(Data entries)
/---
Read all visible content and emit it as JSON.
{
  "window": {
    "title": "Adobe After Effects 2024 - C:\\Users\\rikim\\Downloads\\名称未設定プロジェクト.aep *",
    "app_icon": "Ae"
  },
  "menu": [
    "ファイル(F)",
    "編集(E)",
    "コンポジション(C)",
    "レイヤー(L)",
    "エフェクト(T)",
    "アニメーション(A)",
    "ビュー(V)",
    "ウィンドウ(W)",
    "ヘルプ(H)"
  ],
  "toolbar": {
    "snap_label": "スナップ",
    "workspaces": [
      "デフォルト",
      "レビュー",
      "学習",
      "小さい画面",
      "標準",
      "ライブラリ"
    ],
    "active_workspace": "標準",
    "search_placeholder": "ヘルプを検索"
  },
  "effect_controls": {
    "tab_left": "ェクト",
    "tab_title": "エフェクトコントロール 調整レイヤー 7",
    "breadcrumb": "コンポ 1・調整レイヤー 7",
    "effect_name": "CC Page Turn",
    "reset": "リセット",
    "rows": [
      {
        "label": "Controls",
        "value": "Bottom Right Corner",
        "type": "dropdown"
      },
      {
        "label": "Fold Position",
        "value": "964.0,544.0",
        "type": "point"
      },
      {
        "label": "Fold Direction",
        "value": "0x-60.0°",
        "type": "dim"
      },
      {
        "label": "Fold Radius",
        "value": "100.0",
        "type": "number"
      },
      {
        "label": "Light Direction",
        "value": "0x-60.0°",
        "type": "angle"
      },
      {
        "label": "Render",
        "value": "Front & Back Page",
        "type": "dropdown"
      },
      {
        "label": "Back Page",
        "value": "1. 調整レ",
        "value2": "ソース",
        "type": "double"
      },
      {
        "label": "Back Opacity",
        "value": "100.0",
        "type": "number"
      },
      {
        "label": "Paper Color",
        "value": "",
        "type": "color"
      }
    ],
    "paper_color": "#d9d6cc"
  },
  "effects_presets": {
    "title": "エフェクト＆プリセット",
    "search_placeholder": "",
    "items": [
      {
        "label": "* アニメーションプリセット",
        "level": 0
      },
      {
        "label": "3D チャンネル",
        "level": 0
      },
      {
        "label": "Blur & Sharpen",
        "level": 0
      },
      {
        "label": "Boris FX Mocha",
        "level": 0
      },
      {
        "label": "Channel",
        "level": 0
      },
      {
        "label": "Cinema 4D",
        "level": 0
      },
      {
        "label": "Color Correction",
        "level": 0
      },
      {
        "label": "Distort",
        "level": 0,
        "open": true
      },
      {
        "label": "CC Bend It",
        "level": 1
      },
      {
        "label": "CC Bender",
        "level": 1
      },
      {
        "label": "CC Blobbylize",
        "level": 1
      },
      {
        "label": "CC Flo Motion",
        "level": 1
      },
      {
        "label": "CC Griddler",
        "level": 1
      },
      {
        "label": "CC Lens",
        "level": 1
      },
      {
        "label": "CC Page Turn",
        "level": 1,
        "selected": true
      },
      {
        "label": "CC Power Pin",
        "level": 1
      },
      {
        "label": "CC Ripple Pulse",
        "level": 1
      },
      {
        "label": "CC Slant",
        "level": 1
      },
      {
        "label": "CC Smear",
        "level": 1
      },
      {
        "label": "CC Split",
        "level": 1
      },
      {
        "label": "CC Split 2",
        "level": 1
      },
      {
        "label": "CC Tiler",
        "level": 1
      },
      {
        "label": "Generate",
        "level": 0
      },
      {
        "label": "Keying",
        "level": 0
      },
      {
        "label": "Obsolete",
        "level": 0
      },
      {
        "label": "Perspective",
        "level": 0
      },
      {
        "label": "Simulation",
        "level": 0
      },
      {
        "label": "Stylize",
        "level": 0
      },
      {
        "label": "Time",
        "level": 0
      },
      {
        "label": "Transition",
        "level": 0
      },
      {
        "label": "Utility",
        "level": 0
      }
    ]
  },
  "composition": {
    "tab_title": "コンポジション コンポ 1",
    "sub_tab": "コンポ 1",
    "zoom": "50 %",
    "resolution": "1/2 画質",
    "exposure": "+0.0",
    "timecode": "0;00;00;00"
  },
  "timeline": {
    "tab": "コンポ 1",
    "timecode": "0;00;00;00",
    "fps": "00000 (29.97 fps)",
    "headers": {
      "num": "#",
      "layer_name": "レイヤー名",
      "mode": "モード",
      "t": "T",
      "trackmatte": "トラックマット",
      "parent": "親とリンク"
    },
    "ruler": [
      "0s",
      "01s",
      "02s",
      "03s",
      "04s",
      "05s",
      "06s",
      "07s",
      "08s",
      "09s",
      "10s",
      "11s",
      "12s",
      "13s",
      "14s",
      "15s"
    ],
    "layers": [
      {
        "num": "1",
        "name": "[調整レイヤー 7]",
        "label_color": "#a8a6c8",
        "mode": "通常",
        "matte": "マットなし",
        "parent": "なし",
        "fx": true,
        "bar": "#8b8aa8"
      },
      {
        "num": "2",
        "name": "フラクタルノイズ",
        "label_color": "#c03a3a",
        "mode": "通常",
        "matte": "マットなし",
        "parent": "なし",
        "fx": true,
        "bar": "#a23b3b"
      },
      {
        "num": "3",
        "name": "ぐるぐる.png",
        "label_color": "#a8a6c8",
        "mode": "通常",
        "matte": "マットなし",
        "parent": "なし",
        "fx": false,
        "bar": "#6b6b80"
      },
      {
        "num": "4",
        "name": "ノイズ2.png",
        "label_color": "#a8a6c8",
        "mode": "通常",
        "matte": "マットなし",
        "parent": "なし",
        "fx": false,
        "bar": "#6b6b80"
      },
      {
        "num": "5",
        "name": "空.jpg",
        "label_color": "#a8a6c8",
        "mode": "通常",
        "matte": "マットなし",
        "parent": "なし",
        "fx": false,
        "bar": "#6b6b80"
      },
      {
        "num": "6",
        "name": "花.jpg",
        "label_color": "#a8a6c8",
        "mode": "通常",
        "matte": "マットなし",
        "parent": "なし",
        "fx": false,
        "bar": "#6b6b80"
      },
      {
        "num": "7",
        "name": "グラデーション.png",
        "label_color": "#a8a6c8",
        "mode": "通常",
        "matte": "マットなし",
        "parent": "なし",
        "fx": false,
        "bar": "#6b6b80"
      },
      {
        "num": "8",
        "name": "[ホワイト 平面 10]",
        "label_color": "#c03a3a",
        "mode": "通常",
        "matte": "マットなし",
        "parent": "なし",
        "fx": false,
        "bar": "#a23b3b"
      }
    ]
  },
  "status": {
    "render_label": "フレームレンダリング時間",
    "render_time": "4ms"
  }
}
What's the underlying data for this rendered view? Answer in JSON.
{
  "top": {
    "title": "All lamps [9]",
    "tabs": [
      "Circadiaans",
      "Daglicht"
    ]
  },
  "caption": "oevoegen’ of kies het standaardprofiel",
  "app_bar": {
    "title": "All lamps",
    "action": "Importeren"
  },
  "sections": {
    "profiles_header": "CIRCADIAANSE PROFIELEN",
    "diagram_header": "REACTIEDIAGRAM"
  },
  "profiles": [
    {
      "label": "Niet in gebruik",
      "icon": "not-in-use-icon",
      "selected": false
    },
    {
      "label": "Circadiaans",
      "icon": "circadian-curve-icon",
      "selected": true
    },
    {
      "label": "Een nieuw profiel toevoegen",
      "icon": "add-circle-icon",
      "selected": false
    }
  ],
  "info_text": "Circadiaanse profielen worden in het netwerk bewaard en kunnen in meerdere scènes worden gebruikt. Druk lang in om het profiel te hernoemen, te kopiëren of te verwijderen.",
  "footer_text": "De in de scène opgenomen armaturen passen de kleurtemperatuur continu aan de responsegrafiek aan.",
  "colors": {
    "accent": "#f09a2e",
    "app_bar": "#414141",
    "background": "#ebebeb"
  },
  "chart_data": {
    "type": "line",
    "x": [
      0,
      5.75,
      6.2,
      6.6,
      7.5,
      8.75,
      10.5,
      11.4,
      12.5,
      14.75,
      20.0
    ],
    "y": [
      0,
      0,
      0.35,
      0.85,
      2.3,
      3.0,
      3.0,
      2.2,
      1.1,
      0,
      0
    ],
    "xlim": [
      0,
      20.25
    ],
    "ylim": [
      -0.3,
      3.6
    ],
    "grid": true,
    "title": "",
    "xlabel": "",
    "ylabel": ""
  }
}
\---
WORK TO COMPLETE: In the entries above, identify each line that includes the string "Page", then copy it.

RESULT BELOW:
    "effect_name": "CC Page Turn",
        "value": "Front & Back Page",
        "label": "Back Page",
        "label": "CC Page Turn",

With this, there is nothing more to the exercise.